• **TASK REQUIREMENTS**: Which lines of the data hold the word "title"? Copy all of them.

DATA RECORDS START

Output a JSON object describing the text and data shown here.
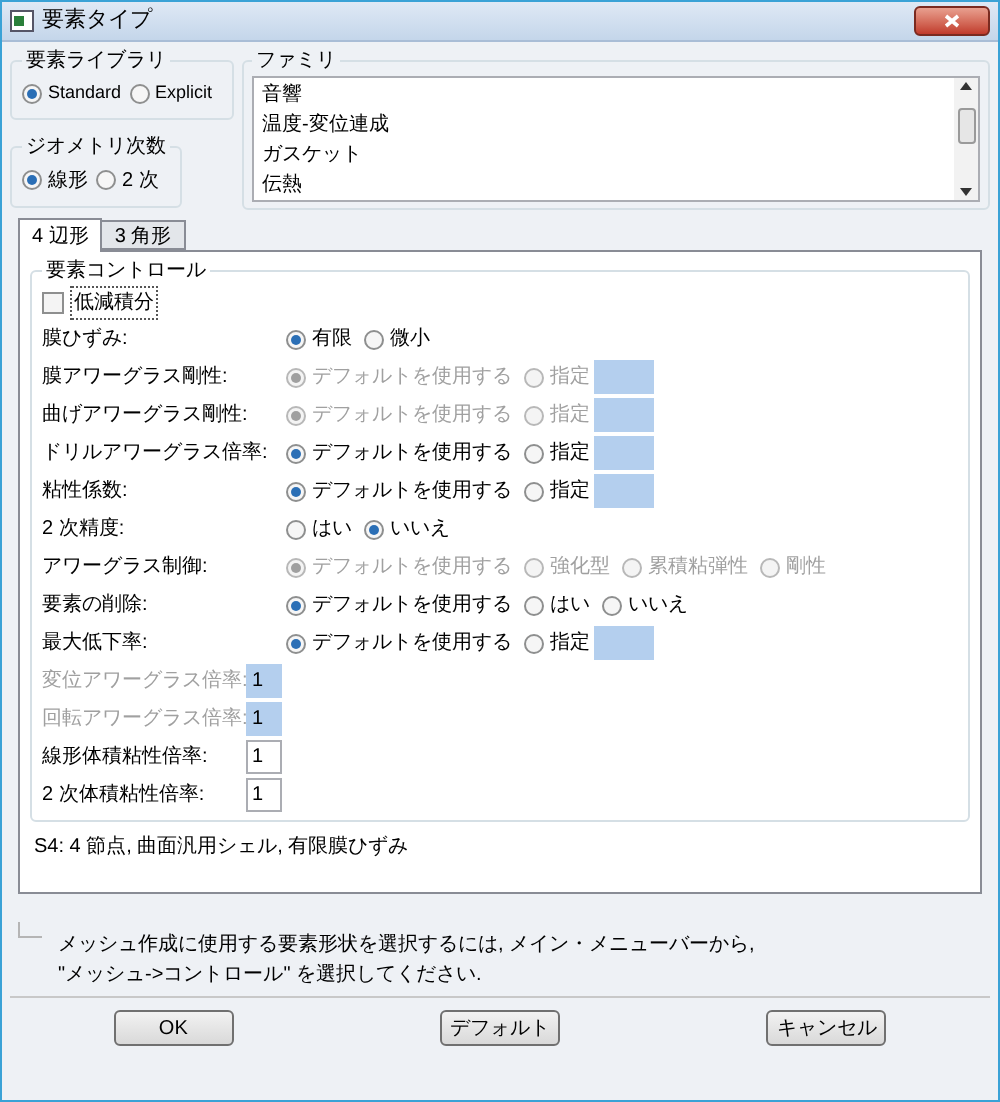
{
  "window": {
    "title": "要素タイプ"
  },
  "element_library": {
    "title": "要素ライブラリ",
    "options": [
      {
        "label": "Standard",
        "selected": true
      },
      {
        "label": "Explicit",
        "selected": false
      }
    ]
  },
  "geometric_order": {
    "title": "ジオメトリ次数",
    "options": [
      {
        "label": "線形",
        "selected": true
      },
      {
        "label": "2 次",
        "selected": false
      }
    ]
  },
  "family": {
    "title": "ファミリ",
    "items": [
      {
        "label": "音響",
        "selected": false
      },
      {
        "label": "温度-変位連成",
        "selected": false
      },
      {
        "label": "ガスケット",
        "selected": false
      },
      {
        "label": "伝熱",
        "selected": false
      }
    ]
  },
  "tabs": [
    {
      "label": "4 辺形",
      "selected": true
    },
    {
      "label": "3 角形",
      "selected": false
    }
  ],
  "element_controls": {
    "title": "要素コントロール",
    "reduced_integration": {
      "label": "低減積分",
      "checked": false
    },
    "rows": [
      {
        "kind": "options",
        "label": "膜ひずみ:",
        "disabled": false,
        "options": [
          {
            "label": "有限",
            "selected": true
          },
          {
            "label": "微小",
            "selected": false
          }
        ]
      },
      {
        "kind": "options",
        "label": "膜アワーグラス剛性:",
        "disabled": true,
        "options": [
          {
            "label": "デフォルトを使用する",
            "selected": true
          },
          {
            "label": "指定",
            "selected": false
          }
        ],
        "field": {
          "disabled": true
        }
      },
      {
        "kind": "options",
        "label": "曲げアワーグラス剛性:",
        "disabled": true,
        "options": [
          {
            "label": "デフォルトを使用する",
            "selected": true
          },
          {
            "label": "指定",
            "selected": false
          }
        ],
        "field": {
          "disabled": true
        }
      },
      {
        "kind": "options",
        "label": "ドリルアワーグラス倍率:",
        "disabled": false,
        "options": [
          {
            "label": "デフォルトを使用する",
            "selected": true
          },
          {
            "label": "指定",
            "selected": false
          }
        ],
        "field": {
          "disabled": true
        }
      },
      {
        "kind": "options",
        "label": "粘性係数:",
        "disabled": false,
        "options": [
          {
            "label": "デフォルトを使用する",
            "selected": true
          },
          {
            "label": "指定",
            "selected": false
          }
        ],
        "field": {
          "disabled": true
        }
      },
      {
        "kind": "options",
        "label": "2 次精度:",
        "disabled": false,
        "options": [
          {
            "label": "はい",
            "selected": false
          },
          {
            "label": "いいえ",
            "selected": true
          }
        ]
      },
      {
        "kind": "options",
        "label": "アワーグラス制御:",
        "disabled": true,
        "options": [
          {
            "label": "デフォルトを使用する",
            "selected": true
          },
          {
            "label": "強化型",
            "selected": false
          },
          {
            "label": "累積粘弾性",
            "selected": false
          },
          {
            "label": "剛性",
            "selected": false
          }
        ]
      },
      {
        "kind": "options",
        "label": "要素の削除:",
        "disabled": false,
        "options": [
          {
            "label": "デフォルトを使用する",
            "selected": true
          },
          {
            "label": "はい",
            "selected": false
          },
          {
            "label": "いいえ",
            "selected": false
          }
        ]
      },
      {
        "kind": "options",
        "label": "最大低下率:",
        "disabled": false,
        "options": [
          {
            "label": "デフォルトを使用する",
            "selected": true
          },
          {
            "label": "指定",
            "selected": false
          }
        ],
        "field": {
          "disabled": true
        }
      },
      {
        "kind": "value",
        "label": "変位アワーグラス倍率:",
        "disabled": true,
        "value": "1"
      },
      {
        "kind": "value",
        "label": "回転アワーグラス倍率:",
        "disabled": true,
        "value": "1"
      },
      {
        "kind": "value",
        "label": "線形体積粘性倍率:",
        "disabled": false,
        "value": "1"
      },
      {
        "kind": "value",
        "label": "2 次体積粘性倍率:",
        "disabled": false,
        "value": "1"
      }
    ]
  },
  "description": "S4:  4 節点, 曲面汎用シェル, 有限膜ひずみ",
  "hint": "メッシュ作成に使用する要素形状を選択するには, メイン・メニューバーから,\n\"メッシュ->コントロール\" を選択してください.",
  "buttons": [
    "OK",
    "デフォルト",
    "キャンセル"
  ]
}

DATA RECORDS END

• **RESPONSE BOX**:
    "title": "要素タイプ"
    "title": "要素ライブラリ",
    "title": "ジオメトリ次数",
    "title": "ファミリ",
    "title": "要素コントロール",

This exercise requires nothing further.